### [Prompt]
How many lines in the records below contain the word "Windows"? State that number and nothing more.

(Collected data)

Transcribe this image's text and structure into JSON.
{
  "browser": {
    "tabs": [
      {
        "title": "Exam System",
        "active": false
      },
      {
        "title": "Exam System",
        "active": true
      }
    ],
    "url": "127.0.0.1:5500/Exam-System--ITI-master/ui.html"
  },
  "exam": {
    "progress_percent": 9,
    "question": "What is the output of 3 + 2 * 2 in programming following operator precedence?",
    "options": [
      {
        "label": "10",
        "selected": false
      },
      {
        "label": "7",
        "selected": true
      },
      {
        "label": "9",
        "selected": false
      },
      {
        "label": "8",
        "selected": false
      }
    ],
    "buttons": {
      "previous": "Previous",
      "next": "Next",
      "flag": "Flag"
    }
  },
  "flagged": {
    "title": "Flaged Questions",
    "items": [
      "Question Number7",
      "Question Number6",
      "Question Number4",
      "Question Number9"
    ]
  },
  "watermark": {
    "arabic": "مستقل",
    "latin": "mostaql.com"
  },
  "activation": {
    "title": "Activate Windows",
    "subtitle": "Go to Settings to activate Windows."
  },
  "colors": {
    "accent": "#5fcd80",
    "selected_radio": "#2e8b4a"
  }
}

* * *

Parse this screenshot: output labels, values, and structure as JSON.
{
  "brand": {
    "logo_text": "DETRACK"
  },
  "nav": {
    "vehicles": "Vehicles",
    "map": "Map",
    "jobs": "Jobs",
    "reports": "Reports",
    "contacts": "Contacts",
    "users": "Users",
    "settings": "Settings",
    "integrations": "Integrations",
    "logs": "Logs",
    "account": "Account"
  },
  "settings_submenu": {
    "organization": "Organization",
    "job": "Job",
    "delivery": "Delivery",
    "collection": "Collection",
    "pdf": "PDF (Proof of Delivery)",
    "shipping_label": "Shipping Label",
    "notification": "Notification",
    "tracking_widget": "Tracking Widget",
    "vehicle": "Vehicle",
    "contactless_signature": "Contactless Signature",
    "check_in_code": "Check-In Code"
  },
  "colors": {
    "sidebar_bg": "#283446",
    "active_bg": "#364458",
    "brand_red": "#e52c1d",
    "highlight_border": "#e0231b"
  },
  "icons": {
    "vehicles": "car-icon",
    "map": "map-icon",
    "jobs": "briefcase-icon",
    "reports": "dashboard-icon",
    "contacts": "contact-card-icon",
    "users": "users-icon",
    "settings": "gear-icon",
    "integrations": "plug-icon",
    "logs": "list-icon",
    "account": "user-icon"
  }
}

### [Written solution]
2